The wireless mic feeds went through the Vista 5, which was controlled by Talbott. Recording and playback in the control room were supervised by an assistant working with him, while a RF engineer looked after the racks. “All radio mics were isolated to the two JoeCos,” Hunt comments. “Scott also recorded my monitor mixes of the booms and took all my ISOs. That meant we had duplicates and were not relying on one monitor recorder.”
Hunt looked after two booms, recording the outputs on to a Sound Devices SD788 portable recorder through a CL-9 linear fader controller. “All six booms were recorded through the returns of the Studer,” he explains. “We could listen to that and see how the extra radio mics were sounding with the booms. It was mixed pretty seamlessly – I was very happy with the mix.”
This way of working allowed Talbott to add to the booms from his wireless feeds where appropriate. “As scenes of dialogue went through we could ascertain which lines I couldn’t get with a boom,” Hunt says. “Because Scott was quality monitoring he could bring in lines as necessary.”
The Sennheiser SK 5212 body packs were fitted with DPA 4060 miniature mics. The four interior booms were Panamic poles supporting MKH 50 hyper-cardioid mics, connected to wireless systems using either PTX plug-ins or 2040 adapter leads. Exterior scenes used two MKH60 shotguns, also on 2040 transmitter links.
Body mics were worn by 27 of the performers in the episode, with one wearing a second mic and transmitter, Hunt explains, to “cover the dynamics of his performance”. Some radio mics were built into the set or props for specific scenes. In one sequence two artists are singing in the background; a mic was hidden in the false ceiling above them while another pack and mic were attached to the bottom of a seat being hit with a rubber drum stick.
Wireless mics were fitted on to actors and their costumes by specialist sound engineer Zoe Milton, who was recommended by Terry Tew. Both had worked together on Woody Harrelson’s Lost in London, another example of single-take filming, albeit with a live element. Extra time was put aside for hiding mics in clothing, with Milton also checking each one in the fitting room on a Sennheiser EM 3732 live audio receiver to ensure clean feeds.
A wireless mic was also attached to the ARRI Alexa camera during the opening shots moving through the building. The Alexa played another part in the sound production by having the monitor mix output of the SD644 recorded on Track 1 of its audio tracks as a guide. Track 2 was used for a sync feed from the camera.
The ambulance scenes threw up some problems, especially in terms of how many crew members could be onboard with the actors. “I wanted Brad there as sound recordist but that wasn’t possible because the camera crew wanted the focus puller in there as well,” Hunt says. “Instead we rigged two Schoeps CCM 41 super-cardioid compact mics in the ambulance, hard wired to the SD664 hidden in a cabinet. That way we were able to cover the dynamics of the performance.”

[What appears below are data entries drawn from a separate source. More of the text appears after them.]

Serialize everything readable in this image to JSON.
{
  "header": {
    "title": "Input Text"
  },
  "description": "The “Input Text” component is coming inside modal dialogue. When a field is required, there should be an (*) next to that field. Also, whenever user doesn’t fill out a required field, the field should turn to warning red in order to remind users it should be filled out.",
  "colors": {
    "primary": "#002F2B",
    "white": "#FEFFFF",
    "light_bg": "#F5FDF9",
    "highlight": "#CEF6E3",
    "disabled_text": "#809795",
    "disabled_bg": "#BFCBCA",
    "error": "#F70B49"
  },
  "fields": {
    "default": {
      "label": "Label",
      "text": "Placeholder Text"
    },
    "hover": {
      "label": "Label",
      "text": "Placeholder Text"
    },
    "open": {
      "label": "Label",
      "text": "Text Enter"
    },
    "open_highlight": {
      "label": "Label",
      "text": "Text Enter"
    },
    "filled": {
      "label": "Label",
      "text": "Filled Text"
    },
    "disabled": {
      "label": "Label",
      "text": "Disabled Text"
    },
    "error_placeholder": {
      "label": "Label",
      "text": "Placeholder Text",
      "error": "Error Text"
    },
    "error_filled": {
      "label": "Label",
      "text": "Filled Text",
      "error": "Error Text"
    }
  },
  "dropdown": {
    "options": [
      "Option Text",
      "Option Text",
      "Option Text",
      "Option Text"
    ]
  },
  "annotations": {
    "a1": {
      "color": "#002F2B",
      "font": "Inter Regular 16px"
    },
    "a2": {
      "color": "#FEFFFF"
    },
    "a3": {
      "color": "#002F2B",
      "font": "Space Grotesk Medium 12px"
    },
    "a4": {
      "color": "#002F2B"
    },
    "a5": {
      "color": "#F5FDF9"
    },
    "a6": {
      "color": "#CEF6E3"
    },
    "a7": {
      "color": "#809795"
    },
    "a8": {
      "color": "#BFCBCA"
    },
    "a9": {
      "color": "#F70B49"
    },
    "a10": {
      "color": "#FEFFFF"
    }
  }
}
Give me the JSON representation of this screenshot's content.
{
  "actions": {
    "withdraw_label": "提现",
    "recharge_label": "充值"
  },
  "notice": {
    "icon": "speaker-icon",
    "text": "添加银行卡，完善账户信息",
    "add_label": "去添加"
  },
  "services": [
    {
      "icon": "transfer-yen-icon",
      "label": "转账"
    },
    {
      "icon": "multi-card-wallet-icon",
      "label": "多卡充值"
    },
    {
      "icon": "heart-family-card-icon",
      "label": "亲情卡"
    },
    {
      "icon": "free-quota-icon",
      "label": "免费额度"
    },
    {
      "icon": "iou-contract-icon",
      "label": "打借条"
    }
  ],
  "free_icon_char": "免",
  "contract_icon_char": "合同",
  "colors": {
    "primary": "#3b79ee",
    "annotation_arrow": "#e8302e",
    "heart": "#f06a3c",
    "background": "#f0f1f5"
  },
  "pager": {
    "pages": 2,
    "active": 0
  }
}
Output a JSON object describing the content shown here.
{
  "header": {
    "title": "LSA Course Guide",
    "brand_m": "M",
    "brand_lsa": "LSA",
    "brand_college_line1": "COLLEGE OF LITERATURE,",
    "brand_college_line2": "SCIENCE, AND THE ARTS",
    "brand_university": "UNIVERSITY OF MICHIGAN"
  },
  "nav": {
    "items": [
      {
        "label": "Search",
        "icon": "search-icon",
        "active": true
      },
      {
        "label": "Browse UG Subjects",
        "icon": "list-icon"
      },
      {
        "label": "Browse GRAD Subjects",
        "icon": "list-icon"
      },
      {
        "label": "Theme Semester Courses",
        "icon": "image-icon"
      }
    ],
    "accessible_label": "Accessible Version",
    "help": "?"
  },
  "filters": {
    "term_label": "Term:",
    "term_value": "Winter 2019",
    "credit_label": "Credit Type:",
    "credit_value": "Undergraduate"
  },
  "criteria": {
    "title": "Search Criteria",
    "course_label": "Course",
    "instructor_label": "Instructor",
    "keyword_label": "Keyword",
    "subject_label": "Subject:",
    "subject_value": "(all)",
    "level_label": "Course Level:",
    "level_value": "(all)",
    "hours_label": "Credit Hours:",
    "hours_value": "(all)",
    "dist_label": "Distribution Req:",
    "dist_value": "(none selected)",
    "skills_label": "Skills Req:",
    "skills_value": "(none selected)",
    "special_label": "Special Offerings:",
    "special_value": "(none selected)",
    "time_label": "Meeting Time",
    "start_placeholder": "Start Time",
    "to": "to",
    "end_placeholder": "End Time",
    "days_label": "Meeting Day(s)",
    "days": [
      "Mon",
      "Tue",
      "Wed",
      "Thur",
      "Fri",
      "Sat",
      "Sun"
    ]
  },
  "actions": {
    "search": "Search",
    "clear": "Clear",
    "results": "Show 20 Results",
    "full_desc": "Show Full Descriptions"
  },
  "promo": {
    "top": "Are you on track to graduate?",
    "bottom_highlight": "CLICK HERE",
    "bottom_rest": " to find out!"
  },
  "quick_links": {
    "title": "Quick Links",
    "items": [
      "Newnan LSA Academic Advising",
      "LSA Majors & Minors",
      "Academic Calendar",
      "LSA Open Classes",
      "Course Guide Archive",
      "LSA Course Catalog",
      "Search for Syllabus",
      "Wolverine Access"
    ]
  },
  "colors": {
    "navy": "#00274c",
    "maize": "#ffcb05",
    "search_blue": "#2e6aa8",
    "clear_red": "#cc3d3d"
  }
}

The ‘One’ episode of Casualty was in production from 3 April to 13 April 2017. “We divided the script into four and did a quarter each day,” comments Hunt. “That meant we would see how the camera and the booms were working. After a full dress rehearsal we did as many complete takes as we could, changing things as we went. We ended up with four complete takes in three days, with takes 2 and 4 probably being the best. The idea was to do it without stopping.”
BBC Casualty’s single-take series finale ‘One’ airs on Saturday 29 July at 9:05pm.